PROMPT:
Report every line from the material that contains the word "users".

MATERIAL TO PROCESS:
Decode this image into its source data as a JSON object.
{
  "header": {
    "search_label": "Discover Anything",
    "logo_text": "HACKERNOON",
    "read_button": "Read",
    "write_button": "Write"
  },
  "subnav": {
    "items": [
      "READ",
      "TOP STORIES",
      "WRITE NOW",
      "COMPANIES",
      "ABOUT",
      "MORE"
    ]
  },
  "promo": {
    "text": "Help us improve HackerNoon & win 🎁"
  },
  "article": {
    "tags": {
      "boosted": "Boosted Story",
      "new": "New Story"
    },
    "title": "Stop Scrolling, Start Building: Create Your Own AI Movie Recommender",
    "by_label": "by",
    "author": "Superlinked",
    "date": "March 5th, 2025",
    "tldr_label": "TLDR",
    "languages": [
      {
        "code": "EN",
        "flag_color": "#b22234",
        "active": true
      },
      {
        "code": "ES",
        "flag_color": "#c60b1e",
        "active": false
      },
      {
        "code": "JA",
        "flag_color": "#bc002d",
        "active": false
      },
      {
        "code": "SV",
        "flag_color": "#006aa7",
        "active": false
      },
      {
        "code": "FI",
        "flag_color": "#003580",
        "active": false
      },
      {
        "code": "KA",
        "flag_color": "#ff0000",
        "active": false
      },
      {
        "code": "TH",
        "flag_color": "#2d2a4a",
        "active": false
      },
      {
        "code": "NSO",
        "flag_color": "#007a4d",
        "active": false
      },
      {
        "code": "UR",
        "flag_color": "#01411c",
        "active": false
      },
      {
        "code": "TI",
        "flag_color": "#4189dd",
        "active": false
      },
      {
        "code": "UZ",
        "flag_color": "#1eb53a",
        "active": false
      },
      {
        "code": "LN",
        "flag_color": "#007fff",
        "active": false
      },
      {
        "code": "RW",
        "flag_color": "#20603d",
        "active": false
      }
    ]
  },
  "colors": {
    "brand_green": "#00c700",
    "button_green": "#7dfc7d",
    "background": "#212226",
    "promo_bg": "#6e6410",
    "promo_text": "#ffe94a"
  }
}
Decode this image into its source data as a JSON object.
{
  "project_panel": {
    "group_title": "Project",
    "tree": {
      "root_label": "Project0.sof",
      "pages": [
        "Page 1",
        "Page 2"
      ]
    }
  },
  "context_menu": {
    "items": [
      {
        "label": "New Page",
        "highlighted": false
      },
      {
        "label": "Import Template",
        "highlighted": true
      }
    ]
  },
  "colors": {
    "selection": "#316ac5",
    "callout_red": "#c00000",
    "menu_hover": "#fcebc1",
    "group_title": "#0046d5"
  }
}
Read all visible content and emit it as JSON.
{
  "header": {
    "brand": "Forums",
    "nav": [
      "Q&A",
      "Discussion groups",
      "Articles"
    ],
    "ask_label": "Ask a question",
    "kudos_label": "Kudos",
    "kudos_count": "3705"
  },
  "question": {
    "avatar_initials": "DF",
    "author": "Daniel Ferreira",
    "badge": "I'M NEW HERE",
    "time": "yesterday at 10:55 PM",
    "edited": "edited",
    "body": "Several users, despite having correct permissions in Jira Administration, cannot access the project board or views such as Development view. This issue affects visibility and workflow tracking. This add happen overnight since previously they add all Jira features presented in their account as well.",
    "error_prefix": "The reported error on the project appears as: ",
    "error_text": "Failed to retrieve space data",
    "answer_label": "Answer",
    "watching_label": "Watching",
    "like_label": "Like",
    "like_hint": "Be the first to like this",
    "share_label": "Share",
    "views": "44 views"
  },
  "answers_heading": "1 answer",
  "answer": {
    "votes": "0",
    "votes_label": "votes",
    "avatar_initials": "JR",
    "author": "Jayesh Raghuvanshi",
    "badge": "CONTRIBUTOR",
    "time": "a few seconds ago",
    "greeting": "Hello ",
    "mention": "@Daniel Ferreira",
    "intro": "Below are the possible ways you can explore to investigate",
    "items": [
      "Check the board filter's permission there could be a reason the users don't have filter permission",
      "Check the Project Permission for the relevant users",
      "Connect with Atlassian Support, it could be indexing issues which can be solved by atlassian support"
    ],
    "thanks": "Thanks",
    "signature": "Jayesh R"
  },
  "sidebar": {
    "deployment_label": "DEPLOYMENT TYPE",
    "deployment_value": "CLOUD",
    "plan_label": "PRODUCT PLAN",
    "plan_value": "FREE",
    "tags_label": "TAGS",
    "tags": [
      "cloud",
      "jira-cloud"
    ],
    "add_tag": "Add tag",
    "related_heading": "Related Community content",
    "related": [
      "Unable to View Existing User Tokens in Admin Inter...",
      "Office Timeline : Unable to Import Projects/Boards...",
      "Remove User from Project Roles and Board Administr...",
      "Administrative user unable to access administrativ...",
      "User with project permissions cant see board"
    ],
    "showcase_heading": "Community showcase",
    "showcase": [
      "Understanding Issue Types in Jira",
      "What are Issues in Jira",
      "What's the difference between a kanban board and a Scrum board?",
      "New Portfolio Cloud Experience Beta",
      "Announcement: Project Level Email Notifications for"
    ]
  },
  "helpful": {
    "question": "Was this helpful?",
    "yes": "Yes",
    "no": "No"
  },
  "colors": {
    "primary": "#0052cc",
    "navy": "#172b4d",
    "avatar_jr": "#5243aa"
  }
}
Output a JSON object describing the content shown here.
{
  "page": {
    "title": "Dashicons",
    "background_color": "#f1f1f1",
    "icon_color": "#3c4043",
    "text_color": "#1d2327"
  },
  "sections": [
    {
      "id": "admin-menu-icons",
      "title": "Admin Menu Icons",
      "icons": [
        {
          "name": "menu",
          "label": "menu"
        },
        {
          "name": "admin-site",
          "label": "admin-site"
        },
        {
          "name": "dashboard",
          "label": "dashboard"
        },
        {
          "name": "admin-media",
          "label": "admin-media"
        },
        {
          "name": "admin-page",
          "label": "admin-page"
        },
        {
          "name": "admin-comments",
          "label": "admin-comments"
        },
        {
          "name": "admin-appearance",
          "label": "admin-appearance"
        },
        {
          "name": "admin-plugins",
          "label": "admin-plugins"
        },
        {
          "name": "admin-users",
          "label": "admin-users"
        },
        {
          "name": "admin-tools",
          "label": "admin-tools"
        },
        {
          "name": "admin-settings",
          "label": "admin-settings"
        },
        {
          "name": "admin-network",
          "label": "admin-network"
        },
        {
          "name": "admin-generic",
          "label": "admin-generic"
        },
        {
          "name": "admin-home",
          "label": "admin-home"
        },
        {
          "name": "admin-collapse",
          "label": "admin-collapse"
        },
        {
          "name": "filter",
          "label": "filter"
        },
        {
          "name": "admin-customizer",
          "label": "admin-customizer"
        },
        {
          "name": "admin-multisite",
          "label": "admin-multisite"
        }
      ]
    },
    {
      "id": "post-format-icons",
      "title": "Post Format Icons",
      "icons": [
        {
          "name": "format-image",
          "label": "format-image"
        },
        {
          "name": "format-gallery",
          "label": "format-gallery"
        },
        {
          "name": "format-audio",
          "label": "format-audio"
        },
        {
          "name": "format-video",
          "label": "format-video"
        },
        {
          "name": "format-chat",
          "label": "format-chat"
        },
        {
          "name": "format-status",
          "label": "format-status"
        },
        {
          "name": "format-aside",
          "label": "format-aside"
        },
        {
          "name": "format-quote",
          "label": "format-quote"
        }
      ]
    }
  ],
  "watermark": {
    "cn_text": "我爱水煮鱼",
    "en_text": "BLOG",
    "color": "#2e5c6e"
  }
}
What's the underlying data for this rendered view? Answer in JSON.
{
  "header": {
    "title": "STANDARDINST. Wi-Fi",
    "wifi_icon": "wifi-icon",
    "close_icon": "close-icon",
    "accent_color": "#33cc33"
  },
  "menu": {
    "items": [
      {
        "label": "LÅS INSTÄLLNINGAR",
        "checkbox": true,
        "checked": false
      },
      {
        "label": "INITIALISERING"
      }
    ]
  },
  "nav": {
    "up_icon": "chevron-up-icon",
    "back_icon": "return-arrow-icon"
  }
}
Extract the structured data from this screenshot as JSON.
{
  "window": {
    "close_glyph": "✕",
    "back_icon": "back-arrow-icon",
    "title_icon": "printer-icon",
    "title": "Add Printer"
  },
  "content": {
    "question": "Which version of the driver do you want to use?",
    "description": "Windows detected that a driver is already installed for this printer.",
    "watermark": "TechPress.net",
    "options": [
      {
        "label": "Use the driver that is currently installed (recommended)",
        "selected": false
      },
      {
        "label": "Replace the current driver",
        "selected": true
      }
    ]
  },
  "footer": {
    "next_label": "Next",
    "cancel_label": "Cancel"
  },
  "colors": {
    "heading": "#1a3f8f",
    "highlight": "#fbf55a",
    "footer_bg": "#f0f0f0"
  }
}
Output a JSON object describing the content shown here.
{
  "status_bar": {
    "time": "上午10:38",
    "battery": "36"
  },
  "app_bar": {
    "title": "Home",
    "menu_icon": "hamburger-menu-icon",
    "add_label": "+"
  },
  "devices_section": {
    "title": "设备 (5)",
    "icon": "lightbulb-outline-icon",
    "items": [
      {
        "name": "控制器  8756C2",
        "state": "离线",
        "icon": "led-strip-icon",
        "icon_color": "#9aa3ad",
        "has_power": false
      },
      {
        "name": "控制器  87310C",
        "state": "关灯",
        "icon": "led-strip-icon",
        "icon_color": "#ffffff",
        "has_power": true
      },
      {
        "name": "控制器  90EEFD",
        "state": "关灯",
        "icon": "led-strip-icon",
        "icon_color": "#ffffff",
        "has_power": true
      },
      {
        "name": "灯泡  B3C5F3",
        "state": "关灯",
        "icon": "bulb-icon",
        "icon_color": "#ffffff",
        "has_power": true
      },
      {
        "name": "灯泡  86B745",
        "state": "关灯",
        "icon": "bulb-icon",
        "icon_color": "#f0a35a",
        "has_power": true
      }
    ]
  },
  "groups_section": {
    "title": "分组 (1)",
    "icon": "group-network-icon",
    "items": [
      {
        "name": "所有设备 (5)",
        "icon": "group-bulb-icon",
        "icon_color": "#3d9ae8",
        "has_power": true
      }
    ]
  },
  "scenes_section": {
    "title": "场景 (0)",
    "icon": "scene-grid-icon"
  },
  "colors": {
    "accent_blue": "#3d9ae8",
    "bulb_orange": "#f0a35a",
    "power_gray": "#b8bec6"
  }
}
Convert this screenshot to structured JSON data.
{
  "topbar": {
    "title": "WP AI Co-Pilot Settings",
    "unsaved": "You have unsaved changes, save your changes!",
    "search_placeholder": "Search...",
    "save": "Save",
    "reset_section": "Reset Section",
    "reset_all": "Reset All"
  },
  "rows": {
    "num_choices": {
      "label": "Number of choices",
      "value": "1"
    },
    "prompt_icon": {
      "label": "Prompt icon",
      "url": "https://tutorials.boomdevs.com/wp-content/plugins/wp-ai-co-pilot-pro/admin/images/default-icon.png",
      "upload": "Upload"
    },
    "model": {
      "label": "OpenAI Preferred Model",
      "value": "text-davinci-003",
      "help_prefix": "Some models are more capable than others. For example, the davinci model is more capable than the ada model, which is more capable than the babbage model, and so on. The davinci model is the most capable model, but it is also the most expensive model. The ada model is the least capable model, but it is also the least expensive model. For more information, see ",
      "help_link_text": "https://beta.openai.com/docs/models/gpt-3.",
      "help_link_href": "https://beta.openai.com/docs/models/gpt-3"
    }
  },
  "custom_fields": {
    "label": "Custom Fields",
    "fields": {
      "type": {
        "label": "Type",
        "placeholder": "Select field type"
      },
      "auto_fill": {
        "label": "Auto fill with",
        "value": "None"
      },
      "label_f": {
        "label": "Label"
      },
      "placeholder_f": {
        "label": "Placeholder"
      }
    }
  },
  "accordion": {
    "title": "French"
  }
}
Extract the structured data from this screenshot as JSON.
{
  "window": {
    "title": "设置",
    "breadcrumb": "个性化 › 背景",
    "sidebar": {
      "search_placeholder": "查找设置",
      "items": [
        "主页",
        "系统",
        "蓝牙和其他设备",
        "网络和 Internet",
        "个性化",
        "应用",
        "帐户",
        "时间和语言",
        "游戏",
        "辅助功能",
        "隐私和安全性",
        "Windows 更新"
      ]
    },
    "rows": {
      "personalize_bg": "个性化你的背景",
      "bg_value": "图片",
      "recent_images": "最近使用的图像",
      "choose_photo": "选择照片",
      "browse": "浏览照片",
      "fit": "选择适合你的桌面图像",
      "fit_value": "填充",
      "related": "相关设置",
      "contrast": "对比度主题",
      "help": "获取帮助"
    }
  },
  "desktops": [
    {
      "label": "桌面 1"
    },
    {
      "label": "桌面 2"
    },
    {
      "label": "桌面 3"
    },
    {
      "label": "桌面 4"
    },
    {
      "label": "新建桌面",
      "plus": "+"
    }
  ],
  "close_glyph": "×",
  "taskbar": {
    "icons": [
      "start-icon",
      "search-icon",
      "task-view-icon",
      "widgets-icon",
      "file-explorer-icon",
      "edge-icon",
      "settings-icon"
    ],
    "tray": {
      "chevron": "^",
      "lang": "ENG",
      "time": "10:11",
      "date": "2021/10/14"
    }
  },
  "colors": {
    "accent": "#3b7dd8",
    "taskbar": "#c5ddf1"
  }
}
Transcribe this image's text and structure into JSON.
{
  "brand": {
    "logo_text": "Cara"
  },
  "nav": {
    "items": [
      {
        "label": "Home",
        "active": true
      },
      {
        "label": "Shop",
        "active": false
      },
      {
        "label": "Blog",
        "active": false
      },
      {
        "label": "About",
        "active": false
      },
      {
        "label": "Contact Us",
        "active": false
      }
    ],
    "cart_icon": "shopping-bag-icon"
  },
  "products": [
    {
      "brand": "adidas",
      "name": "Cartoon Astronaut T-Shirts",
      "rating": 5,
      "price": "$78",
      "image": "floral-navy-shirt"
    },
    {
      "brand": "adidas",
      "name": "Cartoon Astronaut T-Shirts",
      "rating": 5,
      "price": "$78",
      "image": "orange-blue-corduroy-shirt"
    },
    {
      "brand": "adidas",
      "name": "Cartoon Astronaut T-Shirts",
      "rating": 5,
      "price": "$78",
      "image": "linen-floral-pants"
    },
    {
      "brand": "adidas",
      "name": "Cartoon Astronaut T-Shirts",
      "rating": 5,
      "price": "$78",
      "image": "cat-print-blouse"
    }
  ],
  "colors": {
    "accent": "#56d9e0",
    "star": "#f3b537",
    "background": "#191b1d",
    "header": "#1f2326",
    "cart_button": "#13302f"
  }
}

TASK ANSWER:
    "body": "Several users, despite having correct permissions in Jira Administration, cannot access the project board or views such as Development view. This issue affects visibility and workflow tracking. This add happen overnight since previously they add all Jira features presented in their account as well.",
      "Check the board filter's permission there could be a reason the users don't have filter permission",
      "Check the Project Permission for the relevant users",
          "name": "admin-users",
          "label": "admin-users"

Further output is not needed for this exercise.